What is Kaas Plateau, and where is it located?
Kaas Plateau, often called the “Valley of Flowers of Maharashtra,” is a UNESCO World Heritage Site located near Satara in the Indian state of Maharashtra. It’s renowned for its stunning display of wildflowers and rich biodiversity.
When is the best time to visit Kaas Plateau?
The best time to visit Kaas Plateau is during the monsoon season, typically from late August to early October, with the peak flowering period occurring in September and October. However, check current conditions as it can be crowded on weekends and closed during heavy rainfall.
Do I need to Book for visiting Kaas Plateau?
Online booking is mandatory to visit this plateau. Visit https://www.kas.ind.in/booking.php for booking.
Timing for visiting Kaas Plateau
This plateau is open for visitors from 8:00 A.M. till 6:00 P.M
How to reach Kaas Plateau?
By Air: Phaltan Airport Satara (88 KM)
By Rail: Satara Railway Station (30 KM)
By Road: The Kaas Plateau is accessible by road. One can hire cabs or private vehicles to reach here.
What’s the significance of Kaas Plateau’s unique ecosystem?
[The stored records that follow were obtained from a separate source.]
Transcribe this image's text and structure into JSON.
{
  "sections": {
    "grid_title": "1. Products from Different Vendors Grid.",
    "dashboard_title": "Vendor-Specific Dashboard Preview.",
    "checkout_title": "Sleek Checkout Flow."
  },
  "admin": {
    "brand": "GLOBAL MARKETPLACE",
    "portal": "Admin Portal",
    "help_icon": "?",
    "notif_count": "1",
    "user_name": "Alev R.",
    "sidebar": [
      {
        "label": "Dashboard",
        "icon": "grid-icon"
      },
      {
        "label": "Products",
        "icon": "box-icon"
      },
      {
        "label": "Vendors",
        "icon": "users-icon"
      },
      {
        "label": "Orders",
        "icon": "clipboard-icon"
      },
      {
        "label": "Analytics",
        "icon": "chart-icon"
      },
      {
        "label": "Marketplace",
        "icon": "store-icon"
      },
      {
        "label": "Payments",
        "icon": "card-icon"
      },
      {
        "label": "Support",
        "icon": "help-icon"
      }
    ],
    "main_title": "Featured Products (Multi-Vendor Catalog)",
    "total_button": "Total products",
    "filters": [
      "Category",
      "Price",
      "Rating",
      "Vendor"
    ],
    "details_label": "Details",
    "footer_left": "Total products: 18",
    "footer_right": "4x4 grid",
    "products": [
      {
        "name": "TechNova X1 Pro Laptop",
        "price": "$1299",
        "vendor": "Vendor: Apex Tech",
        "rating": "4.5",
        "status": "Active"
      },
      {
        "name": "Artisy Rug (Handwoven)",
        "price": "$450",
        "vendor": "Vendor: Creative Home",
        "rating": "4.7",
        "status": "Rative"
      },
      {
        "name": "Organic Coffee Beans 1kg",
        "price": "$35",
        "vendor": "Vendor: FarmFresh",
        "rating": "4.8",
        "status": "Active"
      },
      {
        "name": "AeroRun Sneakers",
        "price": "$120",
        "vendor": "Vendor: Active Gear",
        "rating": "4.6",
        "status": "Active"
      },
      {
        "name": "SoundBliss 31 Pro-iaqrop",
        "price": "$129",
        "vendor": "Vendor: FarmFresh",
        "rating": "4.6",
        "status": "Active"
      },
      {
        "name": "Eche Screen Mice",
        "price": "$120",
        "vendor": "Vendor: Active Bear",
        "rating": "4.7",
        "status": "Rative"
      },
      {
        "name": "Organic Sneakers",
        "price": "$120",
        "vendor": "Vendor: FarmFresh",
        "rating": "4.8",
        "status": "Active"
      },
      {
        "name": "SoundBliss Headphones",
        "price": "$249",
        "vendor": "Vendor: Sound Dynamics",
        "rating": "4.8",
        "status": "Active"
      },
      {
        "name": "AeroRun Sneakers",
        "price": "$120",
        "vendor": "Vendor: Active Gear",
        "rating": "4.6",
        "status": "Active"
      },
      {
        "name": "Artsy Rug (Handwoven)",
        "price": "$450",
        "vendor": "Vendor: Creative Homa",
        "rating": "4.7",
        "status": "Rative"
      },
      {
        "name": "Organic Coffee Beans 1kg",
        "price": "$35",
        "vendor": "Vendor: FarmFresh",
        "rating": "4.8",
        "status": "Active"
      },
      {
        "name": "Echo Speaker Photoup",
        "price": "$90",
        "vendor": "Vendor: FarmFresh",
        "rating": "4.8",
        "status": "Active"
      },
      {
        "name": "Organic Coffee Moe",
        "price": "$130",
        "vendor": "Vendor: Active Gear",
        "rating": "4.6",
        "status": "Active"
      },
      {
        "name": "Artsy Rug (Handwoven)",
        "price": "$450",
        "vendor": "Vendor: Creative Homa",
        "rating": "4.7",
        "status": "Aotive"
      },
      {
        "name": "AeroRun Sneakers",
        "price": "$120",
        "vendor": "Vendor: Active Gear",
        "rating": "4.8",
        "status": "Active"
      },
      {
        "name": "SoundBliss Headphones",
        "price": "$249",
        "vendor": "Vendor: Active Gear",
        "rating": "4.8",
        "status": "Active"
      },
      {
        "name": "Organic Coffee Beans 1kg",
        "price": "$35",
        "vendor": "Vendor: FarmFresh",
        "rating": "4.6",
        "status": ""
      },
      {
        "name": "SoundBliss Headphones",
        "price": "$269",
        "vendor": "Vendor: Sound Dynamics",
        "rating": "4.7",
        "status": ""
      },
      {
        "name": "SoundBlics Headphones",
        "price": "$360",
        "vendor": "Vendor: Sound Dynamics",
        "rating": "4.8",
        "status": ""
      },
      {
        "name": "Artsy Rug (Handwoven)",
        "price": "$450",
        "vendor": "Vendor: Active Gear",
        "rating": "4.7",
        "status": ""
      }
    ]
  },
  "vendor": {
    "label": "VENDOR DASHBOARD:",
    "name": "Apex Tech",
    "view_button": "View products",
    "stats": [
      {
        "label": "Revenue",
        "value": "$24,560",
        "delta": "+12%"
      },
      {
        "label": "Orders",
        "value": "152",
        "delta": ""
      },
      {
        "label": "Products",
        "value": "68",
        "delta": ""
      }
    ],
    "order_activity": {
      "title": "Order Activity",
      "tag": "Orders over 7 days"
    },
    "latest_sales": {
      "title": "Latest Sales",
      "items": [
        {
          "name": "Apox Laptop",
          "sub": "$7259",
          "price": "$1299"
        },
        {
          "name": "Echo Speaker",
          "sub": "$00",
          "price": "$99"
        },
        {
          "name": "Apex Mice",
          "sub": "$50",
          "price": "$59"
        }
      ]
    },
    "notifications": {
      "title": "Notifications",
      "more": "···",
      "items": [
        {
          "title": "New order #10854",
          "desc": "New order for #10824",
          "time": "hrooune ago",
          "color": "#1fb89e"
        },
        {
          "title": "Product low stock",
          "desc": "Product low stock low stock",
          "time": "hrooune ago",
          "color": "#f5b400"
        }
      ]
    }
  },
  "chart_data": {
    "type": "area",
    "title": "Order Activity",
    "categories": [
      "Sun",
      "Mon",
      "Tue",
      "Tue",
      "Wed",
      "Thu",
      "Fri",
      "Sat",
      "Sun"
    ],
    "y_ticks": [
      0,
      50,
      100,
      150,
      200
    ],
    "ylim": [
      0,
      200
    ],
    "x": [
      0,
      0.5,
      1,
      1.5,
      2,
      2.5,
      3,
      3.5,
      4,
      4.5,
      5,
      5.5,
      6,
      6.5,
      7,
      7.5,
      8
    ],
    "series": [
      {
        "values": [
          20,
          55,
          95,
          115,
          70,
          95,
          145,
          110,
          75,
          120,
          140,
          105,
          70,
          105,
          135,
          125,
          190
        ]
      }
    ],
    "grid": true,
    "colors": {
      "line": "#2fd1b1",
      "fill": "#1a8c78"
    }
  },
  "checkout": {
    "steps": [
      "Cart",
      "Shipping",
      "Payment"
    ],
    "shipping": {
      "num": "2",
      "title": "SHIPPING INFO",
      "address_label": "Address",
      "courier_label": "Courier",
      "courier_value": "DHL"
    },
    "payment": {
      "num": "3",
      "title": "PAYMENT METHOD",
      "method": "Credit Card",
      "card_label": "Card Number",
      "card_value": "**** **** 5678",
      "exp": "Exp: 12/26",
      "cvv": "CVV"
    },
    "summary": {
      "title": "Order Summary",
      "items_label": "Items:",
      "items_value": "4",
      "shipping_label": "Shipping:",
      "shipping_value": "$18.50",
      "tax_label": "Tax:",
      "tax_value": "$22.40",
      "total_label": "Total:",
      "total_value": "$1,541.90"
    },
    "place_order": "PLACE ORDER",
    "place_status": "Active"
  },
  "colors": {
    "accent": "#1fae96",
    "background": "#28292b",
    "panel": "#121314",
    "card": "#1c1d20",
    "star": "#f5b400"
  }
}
Kaas Plateau supports a diverse array of flora, including rare and endemic species. It’s a paradise for botanists, nature enthusiasts, and photographers due to its rich botanical diversity and captivating landscapes.
What types of flowers can be found at Kaas Plateau?
Kaas Plateau is home to a variety of wildflowers, including orchids, Karvy, Smithia species, Utricularia species, Impatiens species, and many more. The exact species may vary from year to year.
Is Kaas Plateau only known for its flowers?
No, besides its floral beauty, Kaas Plateau also offers picturesque landscapes and serene walking trails, making it a holistic destination for nature lovers.
What’s the legend behind the name “Sita’s Tears” for Utricularia flowers?
According to legend, the Utricularia flowers are also known as “Sita’s Tears.” It’s believed that when Ravana abducted Sita and took her to Lanka, her tears fell on these flowers, leaving a white tear-shaped mark on their blue petals.
How can one arrange a visit to Kaas Plateau?
Plan your visit in advance, especially during the peak season. Ensure accommodation, and consider hiring a knowledgeable guide to maximize your experience.
Are there any specific conservation efforts in place for Kaas Plateau?
Conservation efforts are essential to protect the unique ecosystem of Kaas Plateau. Authorities and organizations work together to preserve this natural treasure.
What’s the overall impact of visiting Kaas Plateau?
Visiting Kaas Plateau leaves visitors with a deeper connection to nature and a sense of responsibility to protect such pristine places for future generations. It’s a sanctuary for the soul, where beauty and lessons linger long after the visit.